TASK ITEM =
Exactly as given, repeat all of the entries.
*** EXERCISE MATERIAL Section Begins ***
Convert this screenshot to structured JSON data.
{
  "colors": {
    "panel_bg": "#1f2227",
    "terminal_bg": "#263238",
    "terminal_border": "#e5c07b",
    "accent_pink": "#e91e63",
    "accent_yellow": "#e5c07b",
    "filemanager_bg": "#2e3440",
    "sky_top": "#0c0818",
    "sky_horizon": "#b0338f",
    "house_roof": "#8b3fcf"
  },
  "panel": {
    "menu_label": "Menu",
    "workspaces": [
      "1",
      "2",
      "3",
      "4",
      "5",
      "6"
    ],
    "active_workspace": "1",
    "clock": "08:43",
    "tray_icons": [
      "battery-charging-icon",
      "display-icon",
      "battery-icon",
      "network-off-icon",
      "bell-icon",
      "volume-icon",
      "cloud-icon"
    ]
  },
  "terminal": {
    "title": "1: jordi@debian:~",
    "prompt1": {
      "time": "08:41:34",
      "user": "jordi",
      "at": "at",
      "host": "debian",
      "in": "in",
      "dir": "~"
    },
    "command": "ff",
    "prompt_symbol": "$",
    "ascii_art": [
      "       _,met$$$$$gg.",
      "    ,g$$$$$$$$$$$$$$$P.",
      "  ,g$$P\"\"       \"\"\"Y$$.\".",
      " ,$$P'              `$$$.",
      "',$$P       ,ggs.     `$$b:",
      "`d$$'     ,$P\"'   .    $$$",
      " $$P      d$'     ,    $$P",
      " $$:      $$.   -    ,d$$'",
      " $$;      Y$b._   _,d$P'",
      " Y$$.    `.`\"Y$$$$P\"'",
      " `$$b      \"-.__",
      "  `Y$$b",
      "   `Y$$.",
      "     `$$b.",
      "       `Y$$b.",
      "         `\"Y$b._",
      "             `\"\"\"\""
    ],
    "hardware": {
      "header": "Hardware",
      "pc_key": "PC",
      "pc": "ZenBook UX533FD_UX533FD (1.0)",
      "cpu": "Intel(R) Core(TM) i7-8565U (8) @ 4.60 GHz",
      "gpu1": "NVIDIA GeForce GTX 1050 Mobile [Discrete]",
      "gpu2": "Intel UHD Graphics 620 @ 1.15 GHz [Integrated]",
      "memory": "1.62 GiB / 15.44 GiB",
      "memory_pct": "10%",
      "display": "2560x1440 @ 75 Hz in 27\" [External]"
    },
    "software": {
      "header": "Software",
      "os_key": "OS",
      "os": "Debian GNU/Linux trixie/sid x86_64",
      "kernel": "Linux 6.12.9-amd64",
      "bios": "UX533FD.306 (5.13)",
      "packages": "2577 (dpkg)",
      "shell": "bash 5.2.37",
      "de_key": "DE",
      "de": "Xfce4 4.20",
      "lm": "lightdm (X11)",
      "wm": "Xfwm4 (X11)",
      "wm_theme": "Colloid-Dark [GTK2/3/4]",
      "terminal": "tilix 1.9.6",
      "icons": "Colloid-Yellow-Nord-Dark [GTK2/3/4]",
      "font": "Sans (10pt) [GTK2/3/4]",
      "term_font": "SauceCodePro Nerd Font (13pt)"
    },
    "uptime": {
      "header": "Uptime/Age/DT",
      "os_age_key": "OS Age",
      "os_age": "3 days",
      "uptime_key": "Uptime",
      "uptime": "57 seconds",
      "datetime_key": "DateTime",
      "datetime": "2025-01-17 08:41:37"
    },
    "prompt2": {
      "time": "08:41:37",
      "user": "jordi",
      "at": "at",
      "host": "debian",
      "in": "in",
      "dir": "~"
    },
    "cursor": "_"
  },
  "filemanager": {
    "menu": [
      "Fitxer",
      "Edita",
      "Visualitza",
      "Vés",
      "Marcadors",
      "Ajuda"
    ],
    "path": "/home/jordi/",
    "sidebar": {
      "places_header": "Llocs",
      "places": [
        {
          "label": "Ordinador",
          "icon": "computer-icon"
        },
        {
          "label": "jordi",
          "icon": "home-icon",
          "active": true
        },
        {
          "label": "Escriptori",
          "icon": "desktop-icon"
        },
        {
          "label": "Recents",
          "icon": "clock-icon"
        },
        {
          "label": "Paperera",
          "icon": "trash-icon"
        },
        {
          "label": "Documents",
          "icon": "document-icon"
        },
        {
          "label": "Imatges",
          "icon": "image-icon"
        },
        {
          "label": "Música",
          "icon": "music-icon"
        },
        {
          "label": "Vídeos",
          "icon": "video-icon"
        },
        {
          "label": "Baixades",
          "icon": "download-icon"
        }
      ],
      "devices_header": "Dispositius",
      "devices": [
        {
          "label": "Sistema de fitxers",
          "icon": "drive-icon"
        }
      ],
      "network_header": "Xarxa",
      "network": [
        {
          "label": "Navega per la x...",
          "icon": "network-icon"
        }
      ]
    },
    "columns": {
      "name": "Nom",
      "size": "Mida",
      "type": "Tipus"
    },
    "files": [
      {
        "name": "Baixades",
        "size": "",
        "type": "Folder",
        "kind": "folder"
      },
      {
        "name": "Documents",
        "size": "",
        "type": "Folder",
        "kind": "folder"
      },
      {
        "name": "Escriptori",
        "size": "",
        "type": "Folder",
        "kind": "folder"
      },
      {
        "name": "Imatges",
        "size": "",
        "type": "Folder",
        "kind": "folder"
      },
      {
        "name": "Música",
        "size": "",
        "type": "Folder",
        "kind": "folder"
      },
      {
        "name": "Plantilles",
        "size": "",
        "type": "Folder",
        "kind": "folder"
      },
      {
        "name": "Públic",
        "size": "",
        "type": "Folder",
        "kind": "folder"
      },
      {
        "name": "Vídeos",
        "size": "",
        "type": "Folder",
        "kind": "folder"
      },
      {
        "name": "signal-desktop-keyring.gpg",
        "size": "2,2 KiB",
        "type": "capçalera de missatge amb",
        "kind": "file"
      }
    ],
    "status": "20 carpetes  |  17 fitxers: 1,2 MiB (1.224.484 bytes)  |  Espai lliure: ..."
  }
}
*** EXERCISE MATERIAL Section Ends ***
RESULT FOR THIS EXERCISE =
Convert this screenshot to structured JSON data.
{
  "colors": {
    "panel_bg": "#1f2227",
    "terminal_bg": "#263238",
    "terminal_border": "#e5c07b",
    "accent_pink": "#e91e63",
    "accent_yellow": "#e5c07b",
    "filemanager_bg": "#2e3440",
    "sky_top": "#0c0818",
    "sky_horizon": "#b0338f",
    "house_roof": "#8b3fcf"
  },
  "panel": {
    "menu_label": "Menu",
    "workspaces": [
      "1",
      "2",
      "3",
      "4",
      "5",
      "6"
    ],
    "active_workspace": "1",
    "clock": "08:43",
    "tray_icons": [
      "battery-charging-icon",
      "display-icon",
      "battery-icon",
      "network-off-icon",
      "bell-icon",
      "volume-icon",
      "cloud-icon"
    ]
  },
  "terminal": {
    "title": "1: jordi@debian:~",
    "prompt1": {
      "time": "08:41:34",
      "user": "jordi",
      "at": "at",
      "host": "debian",
      "in": "in",
      "dir": "~"
    },
    "command": "ff",
    "prompt_symbol": "$",
    "ascii_art": [
      "       _,met$$$$$gg.",
      "    ,g$$$$$$$$$$$$$$$P.",
      "  ,g$$P\"\"       \"\"\"Y$$.\".",
      " ,$$P'              `$$$.",
      "',$$P       ,ggs.     `$$b:",
      "`d$$'     ,$P\"'   .    $$$",
      " $$P      d$'     ,    $$P",
      " $$:      $$.   -    ,d$$'",
      " $$;      Y$b._   _,d$P'",
      " Y$$.    `.`\"Y$$$$P\"'",
      " `$$b      \"-.__",
      "  `Y$$b",
      "   `Y$$.",
      "     `$$b.",
      "       `Y$$b.",
      "         `\"Y$b._",
      "             `\"\"\"\""
    ],
    "hardware": {
      "header": "Hardware",
      "pc_key": "PC",
      "pc": "ZenBook UX533FD_UX533FD (1.0)",
      "cpu": "Intel(R) Core(TM) i7-8565U (8) @ 4.60 GHz",
      "gpu1": "NVIDIA GeForce GTX 1050 Mobile [Discrete]",
      "gpu2": "Intel UHD Graphics 620 @ 1.15 GHz [Integrated]",
      "memory": "1.62 GiB / 15.44 GiB",
      "memory_pct": "10%",
      "display": "2560x1440 @ 75 Hz in 27\" [External]"
    },
    "software": {
      "header": "Software",
      "os_key": "OS",
      "os": "Debian GNU/Linux trixie/sid x86_64",
      "kernel": "Linux 6.12.9-amd64",
      "bios": "UX533FD.306 (5.13)",
      "packages": "2577 (dpkg)",
      "shell": "bash 5.2.37",
      "de_key": "DE",
      "de": "Xfce4 4.20",
      "lm": "lightdm (X11)",
      "wm": "Xfwm4 (X11)",
      "wm_theme": "Colloid-Dark [GTK2/3/4]",
      "terminal": "tilix 1.9.6",
      "icons": "Colloid-Yellow-Nord-Dark [GTK2/3/4]",
      "font": "Sans (10pt) [GTK2/3/4]",
      "term_font": "SauceCodePro Nerd Font (13pt)"
    },
    "uptime": {
      "header": "Uptime/Age/DT",
      "os_age_key": "OS Age",
      "os_age": "3 days",
      "uptime_key": "Uptime",
      "uptime": "57 seconds",
      "datetime_key": "DateTime",
      "datetime": "2025-01-17 08:41:37"
    },
    "prompt2": {
      "time": "08:41:37",
      "user": "jordi",
      "at": "at",
      "host": "debian",
      "in": "in",
      "dir": "~"
    },
    "cursor": "_"
  },
  "filemanager": {
    "menu": [
      "Fitxer",
      "Edita",
      "Visualitza",
      "Vés",
      "Marcadors",
      "Ajuda"
    ],
    "path": "/home/jordi/",
    "sidebar": {
      "places_header": "Llocs",
      "places": [
        {
          "label": "Ordinador",
          "icon": "computer-icon"
        },
        {
          "label": "jordi",
          "icon": "home-icon",
          "active": true
        },
        {
          "label": "Escriptori",
          "icon": "desktop-icon"
        },
        {
          "label": "Recents",
          "icon": "clock-icon"
        },
        {
          "label": "Paperera",
          "icon": "trash-icon"
        },
        {
          "label": "Documents",
          "icon": "document-icon"
        },
        {
          "label": "Imatges",
          "icon": "image-icon"
        },
        {
          "label": "Música",
          "icon": "music-icon"
        },
        {
          "label": "Vídeos",
          "icon": "video-icon"
        },
        {
          "label": "Baixades",
          "icon": "download-icon"
        }
      ],
      "devices_header": "Dispositius",
      "devices": [
        {
          "label": "Sistema de fitxers",
          "icon": "drive-icon"
        }
      ],
      "network_header": "Xarxa",
      "network": [
        {
          "label": "Navega per la x...",
          "icon": "network-icon"
        }
      ]
    },
    "columns": {
      "name": "Nom",
      "size": "Mida",
      "type": "Tipus"
    },
    "files": [
      {
        "name": "Baixades",
        "size": "",
        "type": "Folder",
        "kind": "folder"
      },
      {
        "name": "Documents",
        "size": "",
        "type": "Folder",
        "kind": "folder"
      },
      {
        "name": "Escriptori",
        "size": "",
        "type": "Folder",
        "kind": "folder"
      },
      {
        "name": "Imatges",
        "size": "",
        "type": "Folder",
        "kind": "folder"
      },
      {
        "name": "Música",
        "size": "",
        "type": "Folder",
        "kind": "folder"
      },
      {
        "name": "Plantilles",
        "size": "",
        "type": "Folder",
        "kind": "folder"
      },
      {
        "name": "Públic",
        "size": "",
        "type": "Folder",
        "kind": "folder"
      },
      {
        "name": "Vídeos",
        "size": "",
        "type": "Folder",
        "kind": "folder"
      },
      {
        "name": "signal-desktop-keyring.gpg",
        "size": "2,2 KiB",
        "type": "capçalera de missatge amb",
        "kind": "file"
      }
    ],
    "status": "20 carpetes  |  17 fitxers: 1,2 MiB (1.224.484 bytes)  |  Espai lliure: ..."
  }
}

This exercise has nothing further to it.